Take the 2-minute tour ×
Stack Overflow is a question and answer site for professional and enthusiast programmers. It's 100% free, no registration required.

I want to store images and other documents in a PostgreSQL table, along with a thumbnail of each image. The original document and the thumbnail would be two separate bytea fields. PostgreSQL is running on Linux.

Because the image data could come from several different applications, I'd like to have the image processing code (for creating the thumbnail) within PostgreSQL as a function, rather than each individual application having to create the thumbnail. Is there any way for PostgreSQL to be able to create a thumbnail of an image?

share|improve this question
    
what platforms are you using for your middle tiers? –  Jordan Apr 29 '11 at 15:26
    
@Jordan We don't have a middle tier. The business logic is in the database –  Rob McDonell May 10 '11 at 0:43
add comment

4 Answers

May I suggest instead that all your applications instead use a common interface or an API?

For my photography platform, I have an Upload API that everything goes through, although there are about 4 different ways to actually perform an upload (browser, desktop, phone, and software plugin). The Upload API then has the functionality to manipulate the images with some powerful and performant libraries (I'm using Python, so PIL), and then save them to the database (actually, I'm saving to a file system and referencing them in the DB, but the idea is the same).

An alternative is that a thumbnail generator service could reside outside of your database, and then occasionally loop through all your rows that don't yet have a thumbnail generated, generate one, and then store it back into Postgres.

You're asking for a world of performance hurt if you do end up doing image manipulation inside of Postgres, particularly on the memory side.

share|improve this answer
add comment

Simplest answer: Do not store images in database. It's slow, ineffective, doesn't scale, makes backups take longer.

And when you'll store them on filesystem - just add middleware to resize them, or a simple daemon which will resize all new images.

share|improve this answer
2  
Our experience in Postgres is that it's not slow, it's quite effective, it does scale, and it makes backups easier. And it maintains the referential integrity of the file data and metadata. –  Rob McDonell Apr 29 '11 at 9:22
1  
+1 to Rob's reply. Fast, effective, scales, makes backups much easier, and maintains the referential integrity of the file. Just... not in a bytea field in the same table of the metadata. :-) –  Denis May 8 '11 at 15:00
add comment

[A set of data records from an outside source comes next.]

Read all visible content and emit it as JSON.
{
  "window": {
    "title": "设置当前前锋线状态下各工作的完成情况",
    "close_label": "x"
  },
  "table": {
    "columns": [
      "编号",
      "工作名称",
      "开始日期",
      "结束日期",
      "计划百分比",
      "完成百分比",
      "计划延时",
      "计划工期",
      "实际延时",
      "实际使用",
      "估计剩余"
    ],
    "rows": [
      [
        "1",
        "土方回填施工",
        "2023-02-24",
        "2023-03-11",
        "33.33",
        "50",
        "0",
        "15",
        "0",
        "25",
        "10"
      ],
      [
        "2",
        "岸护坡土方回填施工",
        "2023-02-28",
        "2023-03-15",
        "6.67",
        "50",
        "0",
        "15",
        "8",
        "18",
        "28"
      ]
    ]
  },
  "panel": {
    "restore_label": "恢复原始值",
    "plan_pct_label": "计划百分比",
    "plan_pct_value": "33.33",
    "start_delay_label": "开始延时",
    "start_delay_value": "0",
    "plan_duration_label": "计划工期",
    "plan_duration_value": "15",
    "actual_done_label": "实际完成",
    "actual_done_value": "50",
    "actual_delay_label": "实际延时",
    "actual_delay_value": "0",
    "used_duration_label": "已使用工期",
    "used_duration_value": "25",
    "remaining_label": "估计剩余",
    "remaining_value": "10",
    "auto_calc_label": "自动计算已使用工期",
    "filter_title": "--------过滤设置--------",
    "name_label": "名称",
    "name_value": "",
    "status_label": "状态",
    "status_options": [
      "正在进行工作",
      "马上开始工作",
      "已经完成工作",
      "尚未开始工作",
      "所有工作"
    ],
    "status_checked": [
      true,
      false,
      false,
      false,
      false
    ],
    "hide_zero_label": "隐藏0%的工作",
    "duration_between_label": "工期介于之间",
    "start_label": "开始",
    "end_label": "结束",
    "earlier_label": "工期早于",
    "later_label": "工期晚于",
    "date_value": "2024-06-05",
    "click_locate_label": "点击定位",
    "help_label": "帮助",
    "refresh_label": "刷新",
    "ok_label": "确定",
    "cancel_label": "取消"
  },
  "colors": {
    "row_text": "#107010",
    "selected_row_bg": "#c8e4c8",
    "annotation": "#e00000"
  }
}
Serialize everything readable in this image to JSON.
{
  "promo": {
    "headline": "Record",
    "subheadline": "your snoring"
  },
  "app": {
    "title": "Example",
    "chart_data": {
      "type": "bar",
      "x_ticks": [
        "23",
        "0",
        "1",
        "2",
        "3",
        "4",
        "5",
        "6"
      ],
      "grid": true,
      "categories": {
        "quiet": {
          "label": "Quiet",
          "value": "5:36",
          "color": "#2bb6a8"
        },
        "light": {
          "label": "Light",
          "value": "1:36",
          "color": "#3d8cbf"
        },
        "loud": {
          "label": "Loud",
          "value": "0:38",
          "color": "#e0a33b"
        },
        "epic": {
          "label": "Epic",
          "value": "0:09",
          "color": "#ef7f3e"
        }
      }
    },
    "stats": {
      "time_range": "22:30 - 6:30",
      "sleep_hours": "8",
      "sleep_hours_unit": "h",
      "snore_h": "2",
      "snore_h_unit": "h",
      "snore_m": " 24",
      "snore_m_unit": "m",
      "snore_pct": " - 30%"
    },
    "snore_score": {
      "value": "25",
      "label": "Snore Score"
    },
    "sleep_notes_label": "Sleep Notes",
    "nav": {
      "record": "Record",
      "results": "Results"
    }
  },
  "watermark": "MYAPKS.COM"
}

Is there any way for PostgreSQL to be able to create a thumbnail of an image?

No. PostgreSQL is a database engine, it just allows to store and retrieve data, and to some extent manipulate it. But doing some image processing inside it would go way too far. Image resizing should be done outside the database.

And, as other commenter says, consider also the option of not storing the image data inside the database - only some path or locator. This is optional, but frequently it's more practical. Read some related questions: Storing Images in DB - Yea or Nay? , Storing a small number of images: blob or fs?

share|improve this answer
1  
Of course PostgreSQL is a database engine, but you can write functions, using a variety of languages, to do just about anything. And we have considered using a filesystem - indeed that's what we're doing now - but that has a whole lot of different challenges for replication and maintaining referential integrity. –  Rob McDonell Apr 29 '11 at 9:18
add comment

I've only ever hacked a few trivial functions in perl, but chances are there are plenty of appropriate libraries if you install pl/perlu.

If pl/perl2 is not an option, configure pl/perl accordingly:

plperl.use_strict = true
plperl.on_init = 'use stuff1; use stuff2;'
share|improve this answer
add comment

Your Answer

 
discard

By posting your answer, you agree to the privacy policy and terms of service.

Not the answer you're looking for? Browse other questions tagged or ask your own question.